On April 18, 2006, pursuant to a search warrant, Detective Kevin Steed installed a GPS (global positioning system) satellite tracking device on a Lexus automobile used by [petitioner]. The unsealed portion of the affidavit established that Steed began investigating [petitioner] in January 2006 based on information provided to him by a confidential informant that [petitioner] was distributing large quantities of methamphetamine throughout the Sacramento area. During four controlled buys, surveillance teams, who were attempting to learn of [petitioner's] sources, were thwarted in their efforts to follow defendant because of his "counter surveillance techniques," namely, his aggressive driving, which made it impossible for the teams to follow him. Hence, the GPS device was necessary. On May 16, 2006, Steed obtained a wiretap warrant for two of [petitioner's] cell phones along with an order sealing a portion of the supporting probable cause affidavit. The unsealed portion of the affidavit essentially repeated the efforts made by law enforcement to discover [petitioner's] sources so that law enforcement could dismantle the distribution organization of which [petitioner] was a part.
The issuing courts ordered that portions of Det. Steed's warrant affidavits remain under seal. CT 0508, RT 28.

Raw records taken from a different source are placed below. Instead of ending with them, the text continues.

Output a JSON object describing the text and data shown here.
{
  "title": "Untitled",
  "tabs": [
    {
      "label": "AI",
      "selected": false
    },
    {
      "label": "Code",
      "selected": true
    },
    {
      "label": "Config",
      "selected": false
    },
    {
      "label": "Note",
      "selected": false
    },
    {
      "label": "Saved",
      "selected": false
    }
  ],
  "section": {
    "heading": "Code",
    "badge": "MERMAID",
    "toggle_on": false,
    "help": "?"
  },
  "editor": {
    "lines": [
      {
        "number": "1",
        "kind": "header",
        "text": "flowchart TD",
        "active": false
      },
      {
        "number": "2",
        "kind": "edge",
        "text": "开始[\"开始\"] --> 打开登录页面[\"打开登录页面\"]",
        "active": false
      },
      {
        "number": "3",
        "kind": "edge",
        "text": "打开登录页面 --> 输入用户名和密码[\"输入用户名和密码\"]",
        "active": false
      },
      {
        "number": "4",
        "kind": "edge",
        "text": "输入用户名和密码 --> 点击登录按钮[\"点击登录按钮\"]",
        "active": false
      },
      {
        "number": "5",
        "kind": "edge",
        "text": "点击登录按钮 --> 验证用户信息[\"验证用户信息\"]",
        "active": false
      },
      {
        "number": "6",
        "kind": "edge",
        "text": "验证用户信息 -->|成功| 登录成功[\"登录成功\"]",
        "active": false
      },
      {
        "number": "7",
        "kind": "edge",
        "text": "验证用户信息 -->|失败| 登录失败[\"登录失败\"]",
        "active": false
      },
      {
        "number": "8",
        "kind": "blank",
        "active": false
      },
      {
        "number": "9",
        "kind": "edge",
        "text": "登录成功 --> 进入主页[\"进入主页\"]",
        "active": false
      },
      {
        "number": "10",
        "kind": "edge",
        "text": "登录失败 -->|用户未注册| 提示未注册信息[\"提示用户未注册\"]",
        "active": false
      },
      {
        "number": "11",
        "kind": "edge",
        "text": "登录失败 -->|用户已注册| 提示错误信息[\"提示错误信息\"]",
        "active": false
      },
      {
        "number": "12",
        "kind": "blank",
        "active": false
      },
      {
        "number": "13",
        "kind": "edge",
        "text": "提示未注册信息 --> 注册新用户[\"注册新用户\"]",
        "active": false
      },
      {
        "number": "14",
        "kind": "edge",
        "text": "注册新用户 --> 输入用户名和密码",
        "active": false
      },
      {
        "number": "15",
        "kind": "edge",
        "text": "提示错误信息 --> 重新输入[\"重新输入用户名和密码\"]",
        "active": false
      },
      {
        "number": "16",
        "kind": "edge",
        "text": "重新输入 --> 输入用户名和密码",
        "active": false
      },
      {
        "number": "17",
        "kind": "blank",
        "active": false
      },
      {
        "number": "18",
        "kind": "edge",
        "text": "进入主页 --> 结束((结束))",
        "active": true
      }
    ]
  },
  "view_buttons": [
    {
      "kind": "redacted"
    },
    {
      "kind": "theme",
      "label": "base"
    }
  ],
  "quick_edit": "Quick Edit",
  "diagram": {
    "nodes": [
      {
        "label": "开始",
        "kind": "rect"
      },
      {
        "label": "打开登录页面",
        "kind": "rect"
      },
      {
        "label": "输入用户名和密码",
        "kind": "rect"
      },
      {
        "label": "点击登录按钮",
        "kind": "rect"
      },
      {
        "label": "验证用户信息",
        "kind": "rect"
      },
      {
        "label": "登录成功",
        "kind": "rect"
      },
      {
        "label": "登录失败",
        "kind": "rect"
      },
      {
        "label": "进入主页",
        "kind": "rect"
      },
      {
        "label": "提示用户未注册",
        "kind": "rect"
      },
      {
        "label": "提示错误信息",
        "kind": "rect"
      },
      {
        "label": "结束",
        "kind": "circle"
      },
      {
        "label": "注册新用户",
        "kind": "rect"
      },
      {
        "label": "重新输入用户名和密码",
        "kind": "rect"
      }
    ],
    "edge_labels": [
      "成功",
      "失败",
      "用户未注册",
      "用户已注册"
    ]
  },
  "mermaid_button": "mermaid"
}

Petitioner was subsequently charged with, among other things, attempted murder, conspiracy to commit murder, and conspiracy to sell methamphetamine. Lodged Doc. No. 2 at 1-2. On June 13, 2007, petitioner, through counsel, moved to unseal the sealed portion of the wiretap warrant affidavit. CT 435. According to counsel for the petitioner, counsel sought to review the sealed information in order to attack the underlying search warrant. See RT 2 - 5; 15-16.
Counsel for the petitioner did not file a separate motion to unseal the affidavit filed in connection with the GPS warrant. Lodged Doc. No. 2 at 7; RT 28.
On August 16, 2007, after two hearings, the trial court issued an amended order denying petitioner's motion to unseal the sealed portions of the wiretap warrant:
Defendant Andrew Xavier Moncada filed a "Motion to Unseal Search Warrant Affidavit" with the court. Thereafter, it was the understanding of the parties and the court, that the court was to undertake an in camera review of the sealed portion of the affidavit in support of the wiretap warrant, only to determine whether within the four corners of the sealed and unsealed portions of the affidavit there is probable cause in support of the issuance of the wiretap warrant, including a determination of whether the affidavit supports the magistrate's finding of the necessity for the issuance of the wiretap warrant and the existence of a conspiracy involving sales or transactions of three pounds or more of methamphetamine.
The court has undertaken the agreed-upon review, and determined that together, the sealed and unsealed portions of the affidavit contain sufficient probable cause in support of the issuance of the wiretap warrant, including necessity for the issuance of the wiretap warrant and the existence of a conspiracy involving sales or transactions of three pounds or more of methamphetamine.
The order does not preclude the defendant from seeking other relief not related to challenging the sufficiency of the probable cause in support ...